Baked mini muffins


The Only Muffin Mix Recipe You’ll Ever Need

Feb 22, 2018

A good muffin is a great thing.

Although they’re most often thought of as quick coffee-shop fare, a batch of muffins is infinitely versatile, easy to stir together and quick to bake. With a basic template to use as a starting point, they’re perfect for using up soft or overripe berries and fruit, for baking in the morning for breakfast or packing into lunch boxes and they’re often overlooked when you need something warm and savoury to serve with soup, stew or chili. Scrap the sugar, add some fresh herbs and cheese and you have something warm and freshly baked to round out your meal.

Mixed muffins.

You'll Also Love: 3 Delicious Treats You Can Bake With Cookie Butter

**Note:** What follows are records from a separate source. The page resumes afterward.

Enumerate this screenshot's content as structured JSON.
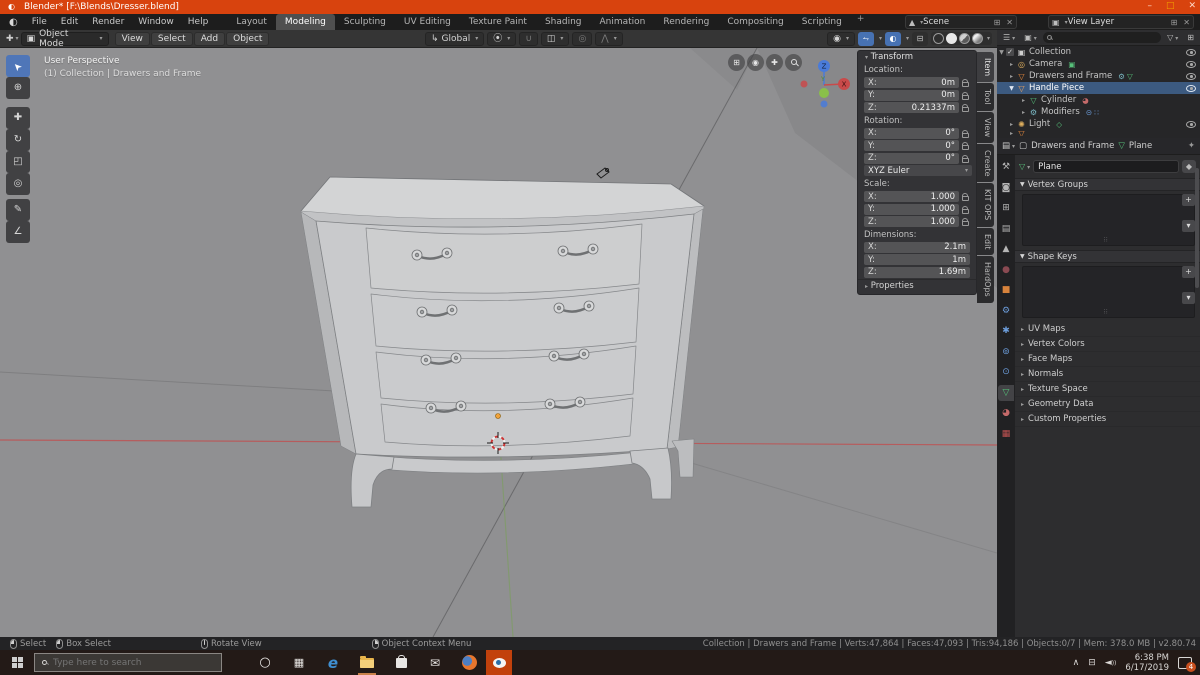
{
  "window": {
    "title": "Blender* [F:\\Blends\\Dresser.blend]"
  },
  "menubar": {
    "menus": [
      "File",
      "Edit",
      "Render",
      "Window",
      "Help"
    ],
    "workspaces": [
      "Layout",
      "Modeling",
      "Sculpting",
      "UV Editing",
      "Texture Paint",
      "Shading",
      "Animation",
      "Rendering",
      "Compositing",
      "Scripting"
    ],
    "active_workspace": "Modeling",
    "add_workspace": "+",
    "scene": "Scene",
    "view_layer": "View Layer"
  },
  "toolhdr": {
    "mode": "Object Mode",
    "menus": [
      "View",
      "Select",
      "Add",
      "Object"
    ],
    "orientation": "Global"
  },
  "viewport": {
    "perspective": "User Perspective",
    "context": "(1) Collection | Drawers and Frame",
    "gizmo": {
      "z": "Z",
      "y": "Y",
      "x": "X"
    }
  },
  "npanel": {
    "tabs": [
      "Item",
      "Tool",
      "View",
      "Create",
      "KIT OPS",
      "Edit",
      "HardOps"
    ],
    "active_tab": "Item",
    "transform_title": "Transform",
    "location_label": "Location:",
    "loc": [
      {
        "a": "X:",
        "v": "0m"
      },
      {
        "a": "Y:",
        "v": "0m"
      },
      {
        "a": "Z:",
        "v": "0.21337m"
      }
    ],
    "rotation_label": "Rotation:",
    "rot": [
      {
        "a": "X:",
        "v": "0°"
      },
      {
        "a": "Y:",
        "v": "0°"
      },
      {
        "a": "Z:",
        "v": "0°"
      }
    ],
    "euler": "XYZ Euler",
    "scale_label": "Scale:",
    "scale": [
      {
        "a": "X:",
        "v": "1.000"
      },
      {
        "a": "Y:",
        "v": "1.000"
      },
      {
        "a": "Z:",
        "v": "1.000"
      }
    ],
    "dims_label": "Dimensions:",
    "dims": [
      {
        "a": "X:",
        "v": "2.1m"
      },
      {
        "a": "Y:",
        "v": "1m"
      },
      {
        "a": "Z:",
        "v": "1.69m"
      }
    ],
    "properties_label": "Properties"
  },
  "outliner": {
    "rows": [
      {
        "label": "Collection",
        "icon": "collection-icon"
      },
      {
        "label": "Camera",
        "icon": "camera-icon"
      },
      {
        "label": "Drawers and Frame",
        "icon": "mesh-object-icon"
      },
      {
        "label": "Handle Piece",
        "icon": "mesh-object-icon",
        "selected": true
      },
      {
        "label": "Cylinder",
        "icon": "mesh-data-icon"
      },
      {
        "label": "Modifiers",
        "icon": "wrench-icon"
      },
      {
        "label": "Light",
        "icon": "light-icon"
      }
    ]
  },
  "props": {
    "breadcrumb_object": "Drawers and Frame",
    "breadcrumb_data": "Plane",
    "name_value": "Plane",
    "vertex_groups": "Vertex Groups",
    "shape_keys": "Shape Keys",
    "collapsed": [
      "UV Maps",
      "Vertex Colors",
      "Face Maps",
      "Normals",
      "Texture Space",
      "Geometry Data",
      "Custom Properties"
    ]
  },
  "statusbar": {
    "hints": [
      "Select",
      "Box Select",
      "Rotate View",
      "Object Context Menu"
    ],
    "stats": "Collection | Drawers and Frame | Verts:47,864 | Faces:47,093 | Tris:94,186 | Objects:0/7 | Mem: 378.0 MB | v2.80.74"
  },
  "taskbar": {
    "search_placeholder": "Type here to search",
    "time": "6:38 PM",
    "date": "6/17/2019",
    "notification_badge": "4"
  },
  "colors": {
    "titlebar": "#d8430e",
    "selection": "#3c5a80",
    "viewport_bg": "#909092",
    "blender_orange": "#c2410c"
  }
}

The only important thing to remember when mixing up a batch of muffins is not to overmix the batter, or they could turn out tough; blend the batter together by hand as quickly and gently as you can, just until it’s combined, and don’t worry about getting all the lumps out. A rubber spatula is the best tool for gentle mixing — it enables you to scrape the sides and bottom of the bowl as you stir and use a minimum number of strokes to combine your ingredients.

Mixing flour in bowl.

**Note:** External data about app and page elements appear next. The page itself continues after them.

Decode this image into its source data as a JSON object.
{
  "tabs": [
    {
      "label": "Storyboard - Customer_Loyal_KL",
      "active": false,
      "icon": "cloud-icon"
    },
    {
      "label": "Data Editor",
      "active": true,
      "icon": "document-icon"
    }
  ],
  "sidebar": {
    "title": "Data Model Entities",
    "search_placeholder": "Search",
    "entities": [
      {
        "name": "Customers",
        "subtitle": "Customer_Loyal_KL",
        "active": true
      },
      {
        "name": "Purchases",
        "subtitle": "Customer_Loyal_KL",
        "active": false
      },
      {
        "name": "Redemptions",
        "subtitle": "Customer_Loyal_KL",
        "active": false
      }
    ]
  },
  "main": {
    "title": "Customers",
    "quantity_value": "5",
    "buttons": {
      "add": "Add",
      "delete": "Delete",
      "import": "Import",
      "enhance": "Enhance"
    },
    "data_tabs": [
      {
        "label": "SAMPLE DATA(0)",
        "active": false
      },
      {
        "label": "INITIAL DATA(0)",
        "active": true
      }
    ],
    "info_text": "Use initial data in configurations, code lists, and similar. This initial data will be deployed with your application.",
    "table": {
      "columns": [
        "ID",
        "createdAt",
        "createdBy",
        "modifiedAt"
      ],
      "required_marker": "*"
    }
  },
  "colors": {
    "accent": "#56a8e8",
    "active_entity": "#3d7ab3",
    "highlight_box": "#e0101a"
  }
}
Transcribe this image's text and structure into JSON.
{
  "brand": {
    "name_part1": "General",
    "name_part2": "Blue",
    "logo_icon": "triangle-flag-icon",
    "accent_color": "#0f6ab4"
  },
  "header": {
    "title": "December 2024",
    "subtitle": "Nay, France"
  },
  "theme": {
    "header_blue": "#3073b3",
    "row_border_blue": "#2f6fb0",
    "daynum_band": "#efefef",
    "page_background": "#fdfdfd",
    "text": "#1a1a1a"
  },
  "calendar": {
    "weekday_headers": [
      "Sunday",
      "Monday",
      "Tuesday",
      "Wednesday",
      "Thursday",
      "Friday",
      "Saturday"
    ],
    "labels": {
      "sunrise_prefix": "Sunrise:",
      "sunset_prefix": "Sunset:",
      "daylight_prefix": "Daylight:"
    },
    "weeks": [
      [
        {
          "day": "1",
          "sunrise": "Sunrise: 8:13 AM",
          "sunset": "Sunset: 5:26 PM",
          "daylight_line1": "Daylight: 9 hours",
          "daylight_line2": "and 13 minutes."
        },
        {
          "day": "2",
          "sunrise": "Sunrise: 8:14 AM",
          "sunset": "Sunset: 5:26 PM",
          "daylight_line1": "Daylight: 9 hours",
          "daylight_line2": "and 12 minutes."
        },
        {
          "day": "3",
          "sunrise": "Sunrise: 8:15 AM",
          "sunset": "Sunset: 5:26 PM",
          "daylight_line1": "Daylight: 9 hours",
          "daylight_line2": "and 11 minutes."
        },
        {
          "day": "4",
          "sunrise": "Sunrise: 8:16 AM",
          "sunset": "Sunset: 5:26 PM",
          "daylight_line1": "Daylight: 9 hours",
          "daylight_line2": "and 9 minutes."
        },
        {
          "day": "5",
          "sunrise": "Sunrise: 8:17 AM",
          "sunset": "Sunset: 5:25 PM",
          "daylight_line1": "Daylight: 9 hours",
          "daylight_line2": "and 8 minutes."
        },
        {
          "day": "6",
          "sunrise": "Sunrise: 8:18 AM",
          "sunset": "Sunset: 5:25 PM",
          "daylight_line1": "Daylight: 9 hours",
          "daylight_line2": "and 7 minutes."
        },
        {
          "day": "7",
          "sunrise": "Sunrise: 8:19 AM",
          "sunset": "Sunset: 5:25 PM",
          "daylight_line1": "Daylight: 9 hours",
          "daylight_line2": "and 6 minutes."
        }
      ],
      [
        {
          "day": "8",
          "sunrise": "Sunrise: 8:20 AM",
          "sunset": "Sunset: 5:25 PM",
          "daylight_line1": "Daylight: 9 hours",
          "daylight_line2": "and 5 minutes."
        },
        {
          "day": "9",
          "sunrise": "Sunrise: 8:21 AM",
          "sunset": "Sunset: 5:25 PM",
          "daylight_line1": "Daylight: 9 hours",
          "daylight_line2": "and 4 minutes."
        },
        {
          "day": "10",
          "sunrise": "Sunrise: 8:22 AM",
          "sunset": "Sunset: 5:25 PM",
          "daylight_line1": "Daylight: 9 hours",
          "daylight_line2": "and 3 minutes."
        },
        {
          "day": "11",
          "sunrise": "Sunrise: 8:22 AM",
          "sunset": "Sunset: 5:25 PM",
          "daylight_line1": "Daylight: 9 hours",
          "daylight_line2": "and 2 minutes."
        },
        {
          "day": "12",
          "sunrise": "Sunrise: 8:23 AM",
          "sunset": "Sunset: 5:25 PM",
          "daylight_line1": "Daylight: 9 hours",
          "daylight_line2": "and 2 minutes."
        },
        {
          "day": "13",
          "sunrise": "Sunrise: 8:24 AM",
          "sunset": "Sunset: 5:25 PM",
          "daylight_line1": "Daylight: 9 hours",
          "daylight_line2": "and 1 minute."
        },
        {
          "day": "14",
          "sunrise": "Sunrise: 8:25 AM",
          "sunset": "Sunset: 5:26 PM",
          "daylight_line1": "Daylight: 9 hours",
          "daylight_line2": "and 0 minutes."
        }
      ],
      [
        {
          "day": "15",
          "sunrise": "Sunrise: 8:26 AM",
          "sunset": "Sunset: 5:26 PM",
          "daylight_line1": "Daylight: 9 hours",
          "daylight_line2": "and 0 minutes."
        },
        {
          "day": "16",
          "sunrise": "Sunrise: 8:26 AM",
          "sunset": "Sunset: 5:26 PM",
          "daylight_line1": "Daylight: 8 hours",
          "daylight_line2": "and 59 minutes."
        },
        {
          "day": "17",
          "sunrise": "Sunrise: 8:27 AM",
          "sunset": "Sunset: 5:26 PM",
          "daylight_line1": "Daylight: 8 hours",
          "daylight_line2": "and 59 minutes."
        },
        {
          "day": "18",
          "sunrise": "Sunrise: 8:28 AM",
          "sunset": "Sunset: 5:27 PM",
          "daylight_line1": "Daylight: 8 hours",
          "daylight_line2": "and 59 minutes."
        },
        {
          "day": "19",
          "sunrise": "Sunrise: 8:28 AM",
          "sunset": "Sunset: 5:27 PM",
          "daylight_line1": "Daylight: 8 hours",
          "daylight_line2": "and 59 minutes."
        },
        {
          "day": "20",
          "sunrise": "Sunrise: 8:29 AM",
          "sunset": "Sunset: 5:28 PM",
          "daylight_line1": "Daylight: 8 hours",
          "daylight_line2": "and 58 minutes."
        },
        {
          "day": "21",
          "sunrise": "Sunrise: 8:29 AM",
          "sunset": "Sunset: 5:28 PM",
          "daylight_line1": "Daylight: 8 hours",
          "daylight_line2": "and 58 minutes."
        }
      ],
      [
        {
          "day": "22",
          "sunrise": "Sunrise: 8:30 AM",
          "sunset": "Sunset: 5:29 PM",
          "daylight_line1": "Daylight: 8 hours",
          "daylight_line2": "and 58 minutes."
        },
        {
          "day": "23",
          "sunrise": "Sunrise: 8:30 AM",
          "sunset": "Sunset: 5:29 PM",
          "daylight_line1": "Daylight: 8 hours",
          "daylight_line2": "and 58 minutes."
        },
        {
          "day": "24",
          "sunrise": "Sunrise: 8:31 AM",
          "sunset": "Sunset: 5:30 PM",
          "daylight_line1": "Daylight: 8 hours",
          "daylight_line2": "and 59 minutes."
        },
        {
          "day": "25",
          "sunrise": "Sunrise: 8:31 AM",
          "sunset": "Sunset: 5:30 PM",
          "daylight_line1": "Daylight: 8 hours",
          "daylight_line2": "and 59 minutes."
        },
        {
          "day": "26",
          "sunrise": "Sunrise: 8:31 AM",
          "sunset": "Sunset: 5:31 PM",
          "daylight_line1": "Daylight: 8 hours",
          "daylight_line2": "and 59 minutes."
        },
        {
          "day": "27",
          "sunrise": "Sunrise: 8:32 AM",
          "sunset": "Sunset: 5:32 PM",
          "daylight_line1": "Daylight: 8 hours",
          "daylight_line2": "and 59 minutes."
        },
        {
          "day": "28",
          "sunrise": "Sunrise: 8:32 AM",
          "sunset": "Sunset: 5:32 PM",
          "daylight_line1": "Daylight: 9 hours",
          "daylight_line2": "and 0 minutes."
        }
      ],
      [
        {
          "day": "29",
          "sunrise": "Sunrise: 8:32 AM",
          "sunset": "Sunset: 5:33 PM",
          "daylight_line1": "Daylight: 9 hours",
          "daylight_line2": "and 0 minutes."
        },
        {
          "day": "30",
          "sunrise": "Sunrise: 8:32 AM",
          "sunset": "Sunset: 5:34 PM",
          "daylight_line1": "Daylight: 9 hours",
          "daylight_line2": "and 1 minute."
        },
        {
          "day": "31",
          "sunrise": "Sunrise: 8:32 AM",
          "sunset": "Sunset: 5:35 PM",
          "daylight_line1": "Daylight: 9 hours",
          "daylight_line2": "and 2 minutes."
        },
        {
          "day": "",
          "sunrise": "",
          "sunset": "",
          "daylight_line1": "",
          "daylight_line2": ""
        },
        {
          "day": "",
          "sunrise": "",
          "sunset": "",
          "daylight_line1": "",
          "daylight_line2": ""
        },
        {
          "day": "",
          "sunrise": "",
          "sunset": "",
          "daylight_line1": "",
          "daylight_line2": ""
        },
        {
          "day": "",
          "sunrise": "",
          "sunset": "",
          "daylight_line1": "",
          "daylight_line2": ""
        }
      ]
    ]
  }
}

Since all muffins are more or less the same when you take away the extra ingredients, a basic recipe to play with is the best starting point. To this basic, not-too-sweet batter you can stir in all kinds of additions to suit your taste — try a cup or so of fresh or frozen (unthawed) berries or chopped fruit, a handful of dried fruit like raisins, cranberries or chopped apricots, chopped nuts, grated cheese, chocolate chips or even grated apples, carrots or zucchini. You can also play around with flavourings like cinnamon, citrus zest and different extracts beyond vanilla — really, you can create any type of muffin you like.

Wet batter in muffin cups.

If you want to give yourself a head start, whisk together the dry ingredients and keep your homemade muffin mix on a shelf — multiply the quantity as many times as you like — and start with 2 1/2 cups of your mix for ultra-fast muffins from scratch.

The Only Muffin Recipe You’ll Need

Use this formula as a basic template and add what you like to suit your taste — swap 1/2 cup cocoa for 1/2 cup of the flour for chocolate muffins, add a mashed banana for banana muffins, experiment with whole grain flours, or add 1/2–1 cup old-fashioned or quick-cooking oats for a nubbly muffin. For savoury cheese muffins, omit the sugar and toss 1/2 cup grated aged cheddar with the dry ingredients before adding the wet.


  • 2 cups all-purpose flour (or use half all-purpose, half whole wheat)
  • 1/2-3/4 cup sugar (white or brown)
  • 1 tbsp baking powder
  • 1/4 tsp salt
  • 1 cup milk
  • 1/4 cup melted butter or mild vegetable oil
  • 1 large egg
  • 1/2-1 cup additions, such as fresh or frozen berries, chopped fresh fruit, dried fruit, chopped nuts or chocolate chips


  1. Preheat the oven to 400 F and line 12 muffin tins with paper liners.
  2. In a large bowl, combine the flour, sugar, baking powder and salt. In a medium bowl, stir together the milk, melted butter or oil and egg.
  3. Make a well in the dry ingredients and pour in the wet ingredients. Gently stir with a spatula and add any extra ingredients you like after you’ve stirred a few strokes. Mix the batter just until it’s combined.
  4. Fill the lined muffin cups almost to the top and bake for 15-20 minutes, until the muffins are golden and the tops are springy to the touch. Makes 8-12 muffins.

Overhead chocolate muffins.

Article Author Julie Van Rosendaal
Julie Van Rosendaal

Read more from Julie here.

Julie Van Rosendaal is the author of six best-selling cookbooks (with a seventh due out this fall), the food editor of Parents Canada magazine and the food and nutrition columnist on the Calgary Eyeopener on CBC Radio One. She is a recipe developer, TV personality, food stylist and writes about food for local, national and international publications. She is perhaps best known as the voice behind her popular food blog, Dinner with Julie, where she documents real life at home in Calgary with her husband and nine-year-old son. Connect on twitter @dinnerwithjulie.


Add New Comment

To encourage thoughtful and respectful conversations, first and last names will appear with each submission to CBC/Radio-Canada's online communities (except in children and youth-oriented communities). Pseudonyms will no longer be permitted.

By submitting a comment, you accept that CBC has the right to reproduce and publish that comment in whole or in part, in any manner CBC chooses. Please note that CBC does not endorse the opinions expressed in comments. Comments on this story are moderated according to our Submission Guidelines. Comments are welcome while open. We reserve the right to close comments at any time.

Submission Policy

Note: The CBC does not necessarily endorse any of the views posted. By submitting your comments, you acknowledge that CBC has the right to reproduce, broadcast and publicize those comments or any part thereof in any manner whatsoever. Please note that comments are moderated and published according to our submission guidelines.